Informations and abstract
Keywords: Shadowing; Quantitative Parameters; Clinical Safety.

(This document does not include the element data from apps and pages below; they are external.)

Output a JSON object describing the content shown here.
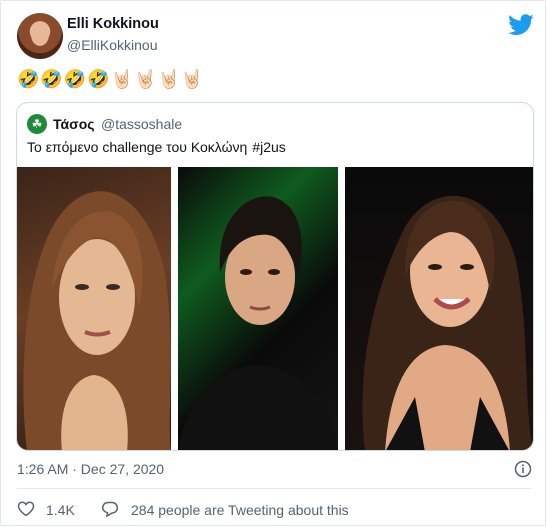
{
  "tweet": {
    "author_name": "Elli Kokkinou",
    "author_handle": "@ElliKokkinou",
    "text": "🤣🤣🤣🤣🤘🏻🤘🏻🤘🏻🤘🏻",
    "timestamp": "1:26 AM · Dec 27, 2020"
  },
  "quote": {
    "author_name": "Τάσος",
    "author_handle": "@tassoshale",
    "avatar_glyph": "☘",
    "text": "Το επόμενο challenge του Κοκλώνη",
    "hashtag": "#j2us"
  },
  "stats": {
    "likes": "1.4K",
    "tweeting": "284 people are Tweeting about this"
  },
  "colors": {
    "twitter_blue": "#1d9bf0",
    "muted_text": "#536471",
    "border": "#cfd9de"
  },
  "icons": {
    "logo": "twitter-bird-icon",
    "info": "info-icon",
    "like": "heart-icon",
    "reply": "speech-bubble-icon"
  }
}
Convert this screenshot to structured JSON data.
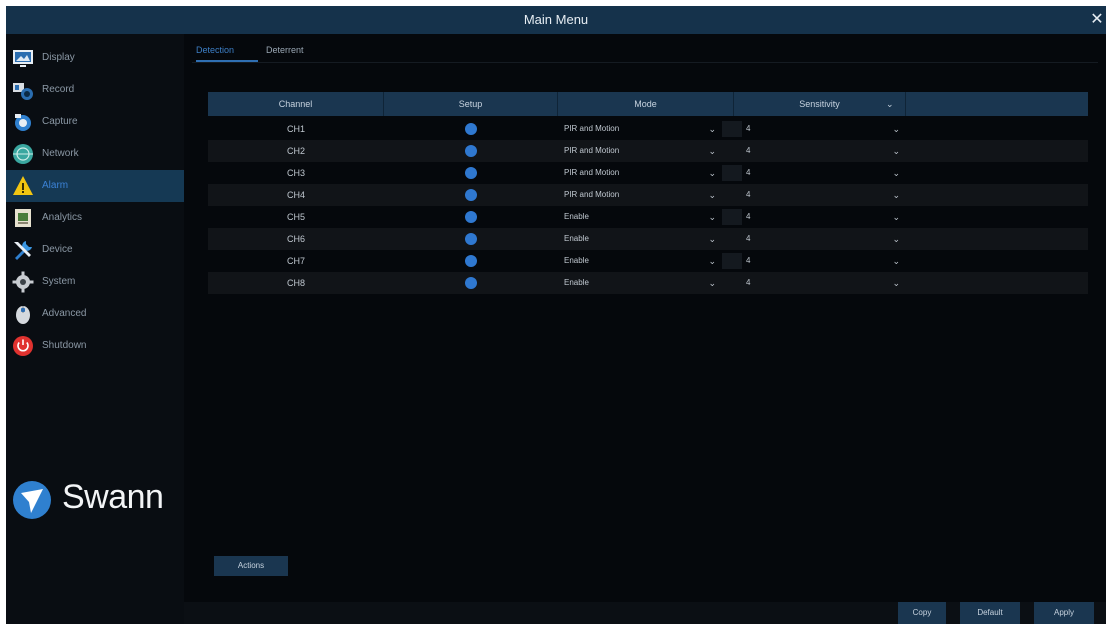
{
  "window": {
    "title": "Main Menu"
  },
  "sidebar": {
    "items": [
      {
        "label": "Display",
        "icon": "display-icon",
        "active": false
      },
      {
        "label": "Record",
        "icon": "camera-icon",
        "active": false
      },
      {
        "label": "Capture",
        "icon": "capture-icon",
        "active": false
      },
      {
        "label": "Network",
        "icon": "globe-icon",
        "active": false
      },
      {
        "label": "Alarm",
        "icon": "alarm-warning-icon",
        "active": true
      },
      {
        "label": "Analytics",
        "icon": "analytics-icon",
        "active": false
      },
      {
        "label": "Device",
        "icon": "tools-icon",
        "active": false
      },
      {
        "label": "System",
        "icon": "gear-icon",
        "active": false
      },
      {
        "label": "Advanced",
        "icon": "mouse-icon",
        "active": false
      },
      {
        "label": "Shutdown",
        "icon": "power-icon",
        "active": false
      }
    ]
  },
  "logo": {
    "text": "Swann",
    "icon": "swann-logo-icon"
  },
  "tabs": [
    {
      "label": "Detection",
      "active": true
    },
    {
      "label": "Deterrent",
      "active": false
    }
  ],
  "table": {
    "headers": {
      "channel": "Channel",
      "setup": "Setup",
      "mode": "Mode",
      "sensitivity": "Sensitivity"
    },
    "rows": [
      {
        "channel": "CH1",
        "mode": "PIR and Motion",
        "sensitivity": "4"
      },
      {
        "channel": "CH2",
        "mode": "PIR and Motion",
        "sensitivity": "4"
      },
      {
        "channel": "CH3",
        "mode": "PIR and Motion",
        "sensitivity": "4"
      },
      {
        "channel": "CH4",
        "mode": "PIR and Motion",
        "sensitivity": "4"
      },
      {
        "channel": "CH5",
        "mode": "Enable",
        "sensitivity": "4"
      },
      {
        "channel": "CH6",
        "mode": "Enable",
        "sensitivity": "4"
      },
      {
        "channel": "CH7",
        "mode": "Enable",
        "sensitivity": "4"
      },
      {
        "channel": "CH8",
        "mode": "Enable",
        "sensitivity": "4"
      }
    ]
  },
  "buttons": {
    "actions": "Actions",
    "copy": "Copy",
    "default": "Default",
    "apply": "Apply"
  },
  "colors": {
    "accent": "#2f78d0",
    "header": "#15324b",
    "active_nav": "#153954"
  }
}
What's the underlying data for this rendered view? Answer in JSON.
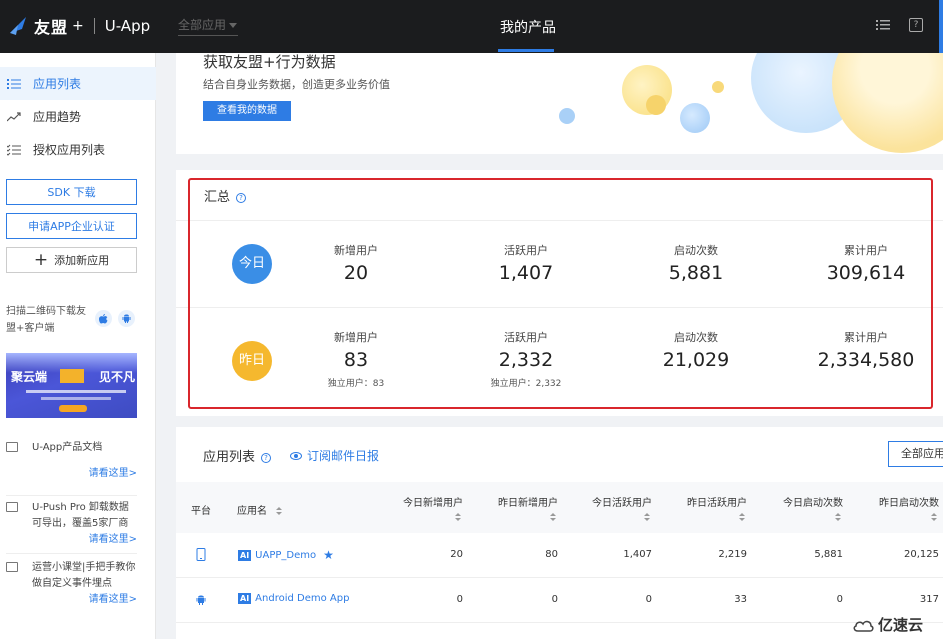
{
  "topbar": {
    "brand": "友盟",
    "brand_plus": "+",
    "product": "U-App",
    "app_selector": "全部应用",
    "nav_title": "我的产品",
    "icons": [
      "list-icon",
      "help-icon"
    ],
    "accent": "#2e7ce4"
  },
  "sidebar": {
    "items": [
      {
        "label": "应用列表",
        "icon": "list-icon",
        "active": true
      },
      {
        "label": "应用趋势",
        "icon": "trend-icon",
        "active": false
      },
      {
        "label": "授权应用列表",
        "icon": "checklist-icon",
        "active": false
      }
    ],
    "sdk_button": "SDK 下载",
    "cert_button": "申请APP企业认证",
    "add_app_button": "添加新应用",
    "qr_text": "扫描二维码下载友盟+客户端",
    "banner": {
      "left": "聚云端",
      "right": "见不凡"
    },
    "docs": [
      {
        "text": "U-App产品文档",
        "link": "请看这里>"
      },
      {
        "text": "U-Push Pro 卸载数据可导出，覆盖5家厂商",
        "link": "请看这里>"
      },
      {
        "text": "运营小课堂|手把手教你做自定义事件埋点",
        "link": "请看这里>"
      }
    ]
  },
  "promo": {
    "title": "获取友盟+行为数据",
    "desc": "结合自身业务数据，创造更多业务价值",
    "button": "查看我的数据"
  },
  "summary": {
    "title": "汇总",
    "today": {
      "badge": "今日",
      "new_users_label": "新增用户",
      "new_users": "20",
      "active_users_label": "活跃用户",
      "active_users": "1,407",
      "launches_label": "启动次数",
      "launches": "5,881",
      "total_users_label": "累计用户",
      "total_users": "309,614"
    },
    "yesterday": {
      "badge": "昨日",
      "new_users_label": "新增用户",
      "new_users": "83",
      "new_users_unique": "独立用户：83",
      "active_users_label": "活跃用户",
      "active_users": "2,332",
      "active_users_unique": "独立用户：2,332",
      "launches_label": "启动次数",
      "launches": "21,029",
      "total_users_label": "累计用户",
      "total_users": "2,334,580"
    },
    "colors": {
      "today": "#3a8ee6",
      "yesterday": "#f5b82e",
      "highlight": "#d9262c"
    }
  },
  "app_list": {
    "title": "应用列表",
    "subscribe": "订阅邮件日报",
    "all_apps_button": "全部应用",
    "columns": [
      "平台",
      "应用名",
      "今日新增用户",
      "昨日新增用户",
      "今日活跃用户",
      "昨日活跃用户",
      "今日启动次数",
      "昨日启动次数"
    ],
    "rows": [
      {
        "platform": "ios",
        "tag": "AI",
        "name": "UAPP_Demo",
        "starred": true,
        "values": [
          "20",
          "80",
          "1,407",
          "2,219",
          "5,881",
          "20,125"
        ]
      },
      {
        "platform": "android",
        "tag": "AI",
        "name": "Android Demo App",
        "starred": false,
        "values": [
          "0",
          "0",
          "0",
          "33",
          "0",
          "317"
        ]
      }
    ]
  },
  "watermark": "亿速云"
}
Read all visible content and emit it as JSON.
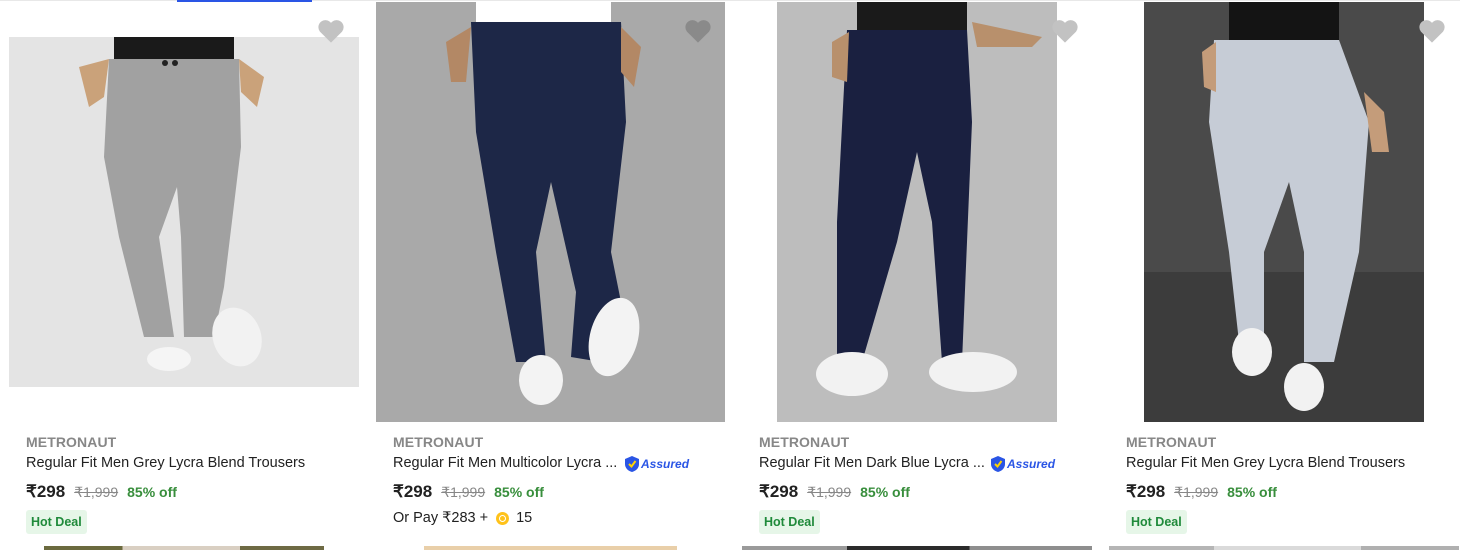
{
  "products": [
    {
      "brand": "METRONAUT",
      "title": "Regular Fit Men Grey Lycra Blend Trousers",
      "price": "₹298",
      "mrp": "₹1,999",
      "discount": "85% off",
      "badge": "Hot Deal",
      "pant_color": "#a1a1a1",
      "bg_color": "#e4e4e4"
    },
    {
      "brand": "METRONAUT",
      "title": "Regular Fit Men Multicolor Lycra ...",
      "assured": "Assured",
      "price": "₹298",
      "mrp": "₹1,999",
      "discount": "85% off",
      "pay_prefix": "Or Pay ₹283 +",
      "coins": "15",
      "pant_color": "#1d2747",
      "bg_color": "#a9a9a9"
    },
    {
      "brand": "METRONAUT",
      "title": "Regular Fit Men Dark Blue Lycra ...",
      "assured": "Assured",
      "price": "₹298",
      "mrp": "₹1,999",
      "discount": "85% off",
      "badge": "Hot Deal",
      "pant_color": "#1a2040",
      "bg_color": "#bdbdbd"
    },
    {
      "brand": "METRONAUT",
      "title": "Regular Fit Men Grey Lycra Blend Trousers",
      "price": "₹298",
      "mrp": "₹1,999",
      "discount": "85% off",
      "badge": "Hot Deal",
      "pant_color": "#c6ccd6",
      "bg_color": "#4a4a4a"
    }
  ],
  "colors": {
    "accent": "#2a55e5",
    "discount": "#388e3c",
    "badge_bg": "#e6f6e8",
    "wishlist": "#c2c2c2"
  }
}
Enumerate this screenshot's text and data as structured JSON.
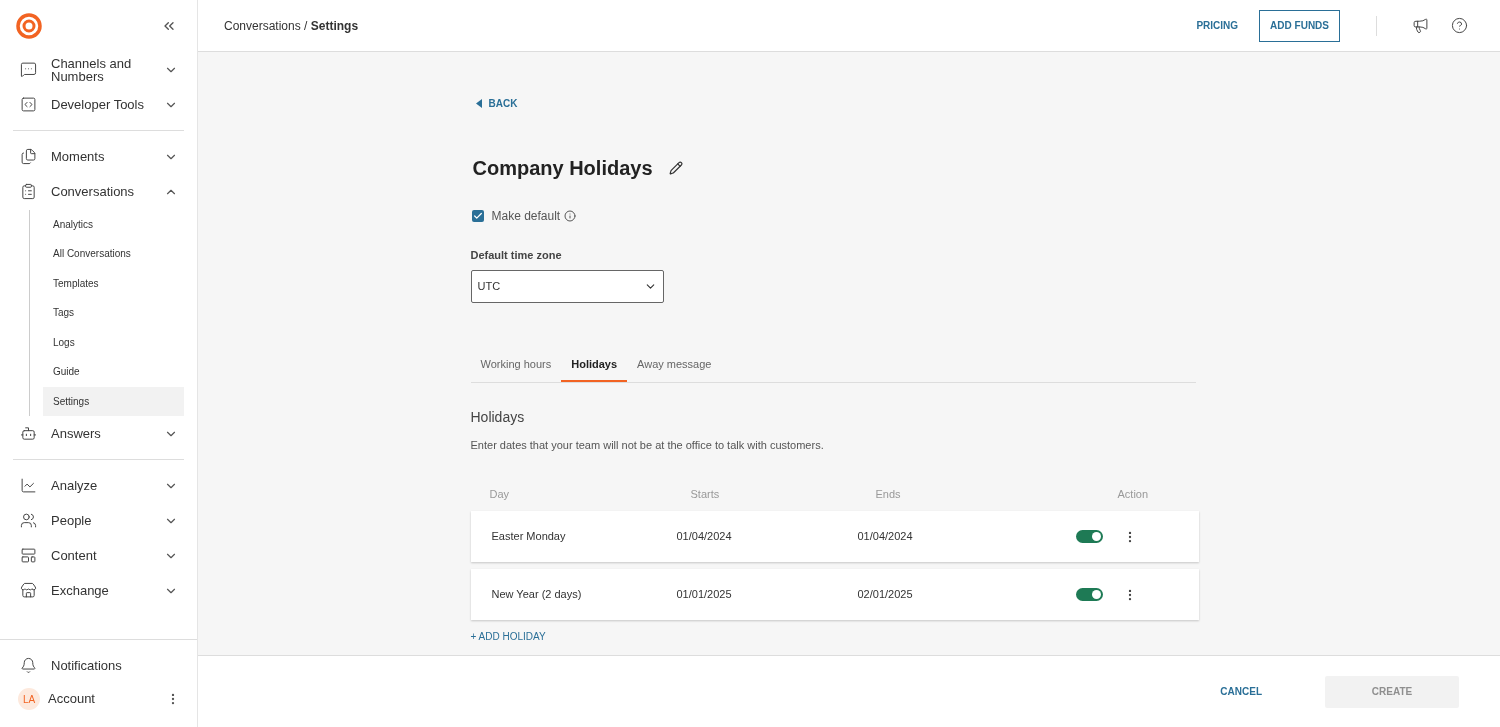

This paper expounds the negotiations between the author and the Board of a Regional Health Agency concerning a research project about clinical safety in four Hospital Units in Emilia-Romagna, Italy. Both the methodology and the main results of the research are presented. The Board, well informed about the state of the art of the subject, required a research project which combined direct observation and quantitative parameters able to compare efficiency in the four Hospital Units. This request was satisfied by assuming as the object of analysis both persons observed by the shadowing method and the whole set of their actions classified according to their length, objective, place, etc. In this way, as many "event populations" as the number of observed persons were analyzed by standard statistical measurements. The research gave two main results: first, no "one best way" to achieve clinical safety appears to exist, each hospital unit following its own particular system; second, a connection does exist between the degree of clinical safety and the use of working time: particularly in the most efficient units, the observed persons spend more time in actions aimed at getting long-term improvements; in the less efficient ones, more time is spent reinstating normal routines (i.e. dealing with emergencies).